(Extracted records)
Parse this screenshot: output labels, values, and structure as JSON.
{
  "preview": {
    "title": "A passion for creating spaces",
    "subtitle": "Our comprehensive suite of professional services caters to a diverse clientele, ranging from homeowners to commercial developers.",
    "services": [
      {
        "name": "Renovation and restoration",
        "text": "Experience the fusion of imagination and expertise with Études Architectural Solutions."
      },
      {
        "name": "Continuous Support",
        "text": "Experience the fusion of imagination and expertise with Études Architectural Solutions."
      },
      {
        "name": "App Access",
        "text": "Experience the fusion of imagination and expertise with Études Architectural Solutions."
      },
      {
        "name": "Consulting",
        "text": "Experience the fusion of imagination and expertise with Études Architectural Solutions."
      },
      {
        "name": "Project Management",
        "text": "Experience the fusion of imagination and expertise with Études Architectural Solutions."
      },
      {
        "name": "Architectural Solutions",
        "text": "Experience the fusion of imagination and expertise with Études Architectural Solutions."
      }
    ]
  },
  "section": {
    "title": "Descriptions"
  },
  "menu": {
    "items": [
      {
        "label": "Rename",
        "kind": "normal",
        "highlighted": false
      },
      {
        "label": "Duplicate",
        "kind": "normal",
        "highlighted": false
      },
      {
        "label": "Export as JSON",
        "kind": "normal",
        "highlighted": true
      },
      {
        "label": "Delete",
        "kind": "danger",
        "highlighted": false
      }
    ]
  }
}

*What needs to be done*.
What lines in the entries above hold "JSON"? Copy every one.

*Answer area*.
Parse this screenshot: output labels, values, and structure as JSON.
        "label": "Export as JSON",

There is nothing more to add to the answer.